Although the definition of “native” is often debated in terms of when and how a species arrived at a particular location, ultimately it refers to a community of species that have spent loads of evolutionary time together – counted in millennia, not merely in centuries. Separated from other species that in turn followed their own evolutionary paths on other continents, these communities have developed unique interdependencies and strategies for feeding and defense. As native plants disappear, so too do native insects and birds because they cannot, or will not, make use of non-native offerings.
In a 2006 study measuring the carrying capacity of native versus non-native landscaping, a leading researcher on the topic, entomologist Douglas Tallamy, found that bird abundance and diversity were “significantly greater” on the property designed with native plants, including bird species of conservation concern. “By demonstrating the connection between native plants and suburban biodiversity,” he states, “we provide evidence that the landscaping choices of homeowners affect populations of both birds and the insect food they require, thus empowering homeowners, landscapers and policy makers to raise (or lower) local carrying capacities by plant choice alone.”
Oaks support 534 species of caterpillars – prime bird food. The variety of dogwood tree typically offered at the local hardware store – the kousa dogwood (a China native) – supports very few species while our native flowering dogwood supports 117 species of moths and butterflies. Various Asian and European species of maple, such as the Norway maple, are more readily available than our native maples even though the U.S. Forest Service reports that the Norway Maple is not used by North American wildlife. Their database likewise notes that English ivy is “of little value to wildlife native to North America” while a native alternative like Virginia creeper attracts butterflies and provides food and nesting places for birds.
About 95 percent of the lower 48 states have been transformed into suburban, urban and agricultural spaces. Parks and preserves alone can no longer provide the habitat and wildlife corridors required by the creatures of our country’s heritage.
Many support the protection of species in other nations while failing to literally look at their own backyards. When designing the view outside our windows we can ask: What species does this plant support? How does it work together with other plants? Does it attract insects, yes insects, to feed birds? According to the National Geographic Society, 96 percent of all terrestrial birds in North America rear their young in part or entirely on insects. As Sara Stein states in her book Noah’s Garden: Restoring the Ecology of Our Own Back Yards, “This is the rich, new landscape; this is the new kind of gardener who asks not whether he should plant this ornament or another but which patch is missing from his community, how he can provide it, and how animals will move from his patch to the next.”
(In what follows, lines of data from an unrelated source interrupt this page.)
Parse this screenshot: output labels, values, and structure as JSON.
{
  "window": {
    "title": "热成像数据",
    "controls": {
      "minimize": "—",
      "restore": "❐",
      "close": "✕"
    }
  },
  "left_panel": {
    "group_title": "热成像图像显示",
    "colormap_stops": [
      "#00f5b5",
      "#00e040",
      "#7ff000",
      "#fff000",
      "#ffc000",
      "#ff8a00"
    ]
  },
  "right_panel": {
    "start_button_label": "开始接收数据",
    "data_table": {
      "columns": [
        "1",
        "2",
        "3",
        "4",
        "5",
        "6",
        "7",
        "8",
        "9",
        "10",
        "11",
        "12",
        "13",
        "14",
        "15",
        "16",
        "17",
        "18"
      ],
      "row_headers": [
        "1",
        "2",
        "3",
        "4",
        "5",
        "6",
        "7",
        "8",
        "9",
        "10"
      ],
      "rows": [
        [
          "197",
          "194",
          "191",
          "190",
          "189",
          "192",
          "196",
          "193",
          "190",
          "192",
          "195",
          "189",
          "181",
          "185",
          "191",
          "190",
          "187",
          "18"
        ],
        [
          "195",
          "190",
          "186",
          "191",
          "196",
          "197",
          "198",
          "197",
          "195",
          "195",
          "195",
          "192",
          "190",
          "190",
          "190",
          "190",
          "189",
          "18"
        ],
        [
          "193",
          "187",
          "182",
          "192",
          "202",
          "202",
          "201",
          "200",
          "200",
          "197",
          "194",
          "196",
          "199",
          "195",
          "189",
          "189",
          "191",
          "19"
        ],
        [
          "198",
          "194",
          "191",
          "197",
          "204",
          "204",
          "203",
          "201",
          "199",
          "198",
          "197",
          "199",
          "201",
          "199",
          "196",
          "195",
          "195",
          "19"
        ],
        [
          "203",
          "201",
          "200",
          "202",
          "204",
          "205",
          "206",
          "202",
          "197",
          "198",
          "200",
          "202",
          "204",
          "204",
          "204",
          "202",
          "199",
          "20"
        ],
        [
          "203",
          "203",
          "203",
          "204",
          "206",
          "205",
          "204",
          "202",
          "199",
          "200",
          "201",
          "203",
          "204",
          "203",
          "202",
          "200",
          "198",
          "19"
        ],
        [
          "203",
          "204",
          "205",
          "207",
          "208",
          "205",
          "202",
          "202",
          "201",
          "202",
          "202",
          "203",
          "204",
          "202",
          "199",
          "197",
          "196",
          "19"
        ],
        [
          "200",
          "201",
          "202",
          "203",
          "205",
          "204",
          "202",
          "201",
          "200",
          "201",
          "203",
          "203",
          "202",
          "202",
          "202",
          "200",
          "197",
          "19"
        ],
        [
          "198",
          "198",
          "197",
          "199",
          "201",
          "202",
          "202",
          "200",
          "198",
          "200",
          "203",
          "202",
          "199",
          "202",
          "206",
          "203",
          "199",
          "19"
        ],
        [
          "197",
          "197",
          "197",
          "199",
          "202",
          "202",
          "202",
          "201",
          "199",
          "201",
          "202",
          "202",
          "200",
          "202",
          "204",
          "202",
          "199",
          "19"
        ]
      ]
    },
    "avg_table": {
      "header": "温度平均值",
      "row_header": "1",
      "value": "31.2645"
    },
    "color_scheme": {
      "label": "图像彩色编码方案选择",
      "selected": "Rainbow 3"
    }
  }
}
The incorporation of natives into our landscaping endeavors need not be an all-or nothing proposition. We could start with a something – an anything – proposition. Tallamy tells how a search he conducted to locate a home landscape without a single native plant led him as far as his neighbor’s house. And likely the results would be the same for many of us. It is as if a party has been thrown at which the hosts and their closest friends are absent, at which a group of guests with no common language mingle together without purpose. Yet there are any number of native flowering plants, shrubs, groundcovers and trees that can satisfy our aesthetic sense while offering great benefit, native choices that add additional beauty and interest – sounds and life – in the creatures they attract. This they can do all while providing a form of self-maintenance – feeding themselves, keeping pests in check through a natural system of predator and prey – to lessen the burden of human caretakers.
Jens Jensen said that plants that belong are most refined. And so too are those that support. We can make informed choices, reject the latest fashionable plants, provide sustenance along with beauty, and watch the miracle of evolution at work in our own backyards.
Jeanne Townsend Handy is a Springfield-based writer. She may be contacted at www.jthandy.com.
Douglas Tallamy, professor and chair of the Department of Entomology and Wildlife Ecology at the University of Delaware and author of Bringing Nature Home: How You Can Sustain Wildlife with Native Plants will be speaking on Oct. 15 at Heartland Community College in Bloomington. More information is available at http://www.wildones.org/